Sky is no limit for this travel agency

With Japanese tourists already travelling all over planet Earth, the nation's leading travel agency says it will blast off into a new market - space.

    The package includes a trip to the International Space Station

    JTB Corporation said it has set up an exclusive sales agreement for the Japanese market with US firm Space Adventures to send the country's most adventurous tourists into orbit.

    A JTB spokeswoman said details would be announced later, but the Nihon Keizai Shimbun newspaper said the one-week space junket would cost each traveller 2.2 billion yen, or about $20 million.

    The package includes a trip on a Russian Soyuz rocket to visit the International Space Station after more than six months of training at Russia's Gagarin Centre for cosmonauts, the newspaper said.

    For those with a little less cash on hand, an alternate trip lasting between four and six days would take the tourist 10km into space for a taste of zero gravity.

    Discount package

    The discount package would cost 11.2 million yen, or $102,000, and could start as soon as 2007, the report said.

    Space Adventures made history in 2001 by sending the first non-professional astronaut, US businessman Dennis Tito, into space on a Russian rocket.

    The following year, South African Mark Shuttleworth blasted off, also after forking over $20 million to the company.

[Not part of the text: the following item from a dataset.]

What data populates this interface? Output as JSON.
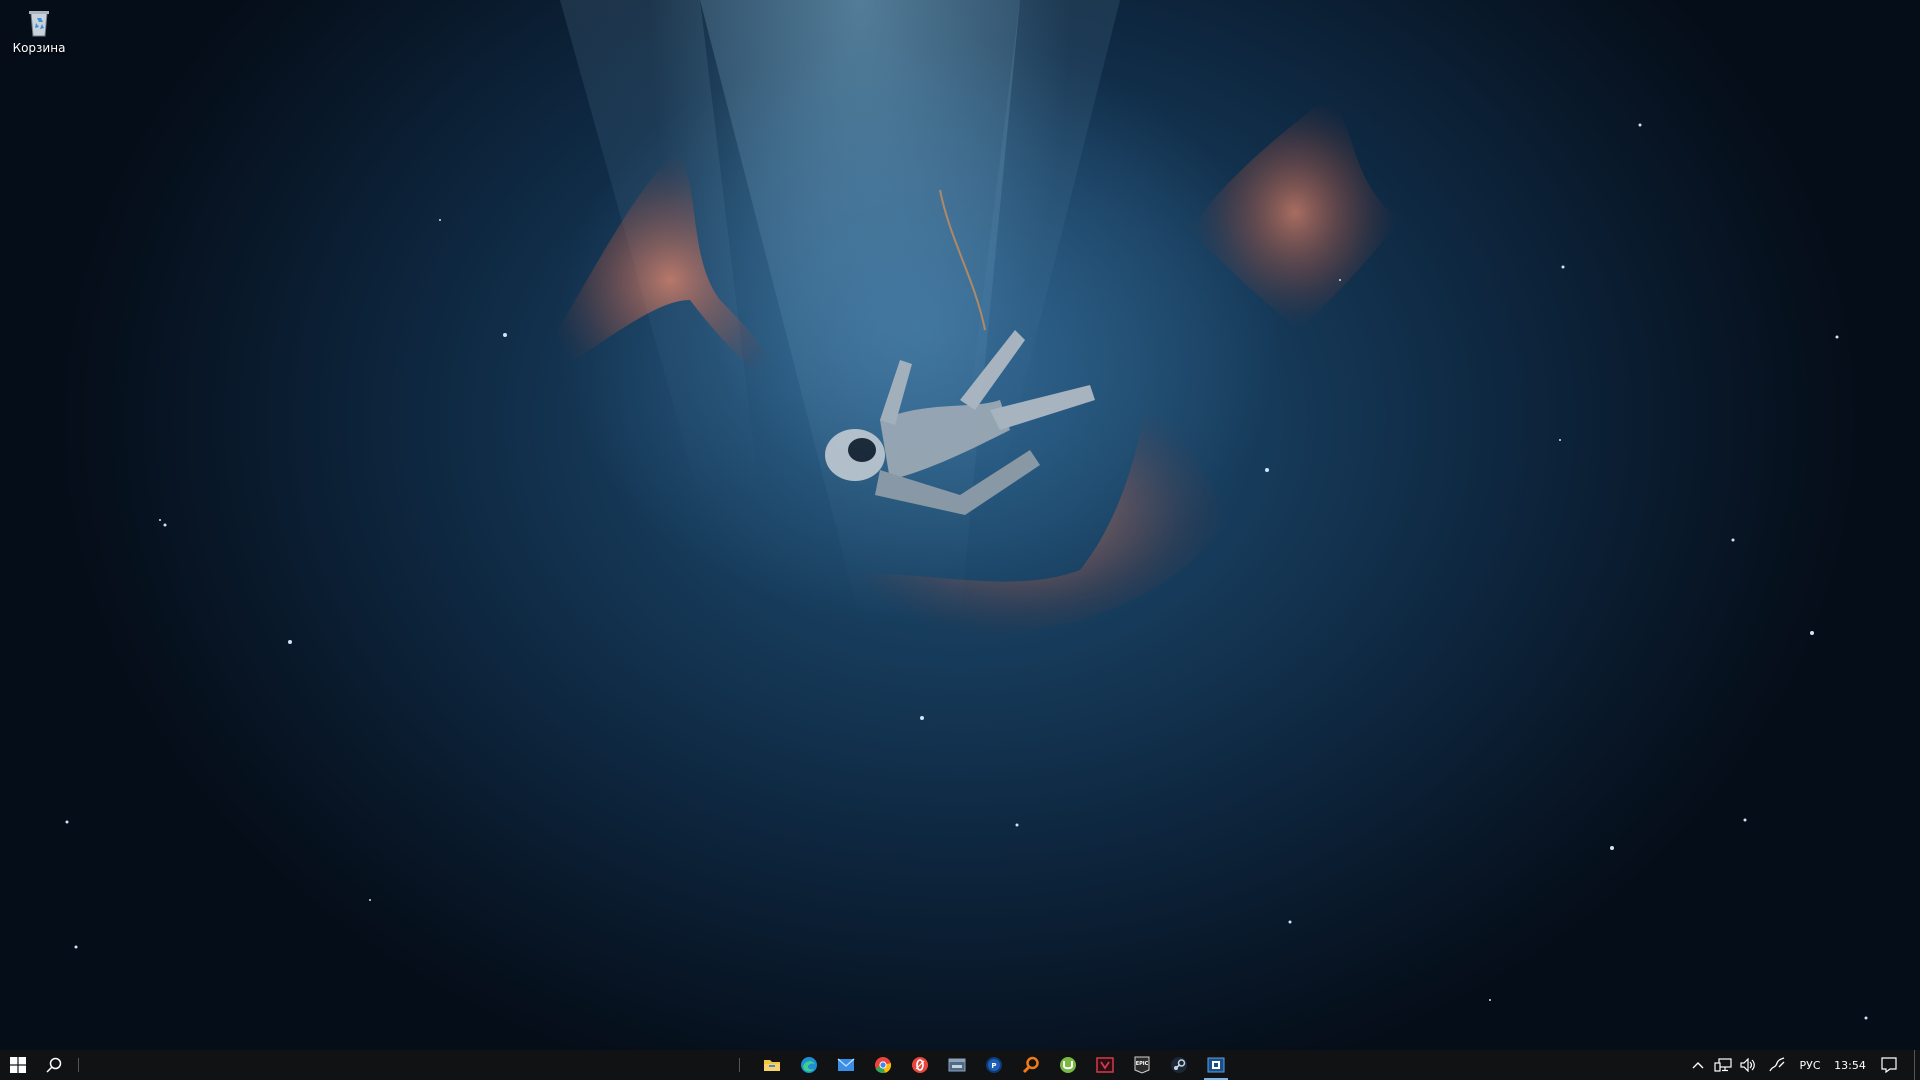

    The firm last week announced an offer to send tourists around the moon, perhaps as soon as 2008, for a cool $100 million.

    Space Adventures opened an office in Tokyo in May, saying it had received thousands of inquiries from aspiring space tourists in the world's second largest economy.

    SOURCE: AFP


    YOU MIGHT ALSO LIKE

    'We scoured for days without sleeping, just clothes on our backs'

    'We scoured for days without sleeping, just clothes on our backs'

    The Philippines’ Typhoon Haiyan was the strongest storm ever to make landfall. Five years on, we revisit this story.

    How Moscow lost Riyadh in 1938

    How Moscow lost Riyadh in 1938

    Russian-Saudi relations could be very different today, if Stalin hadn't killed the Soviet ambassador to Saudi Arabia.

    Daughters of al-Shabab

    Daughters of al-Shabab

    What draws Kenyan women to join al-Shabab and what challenges are they facing when they return to their communities?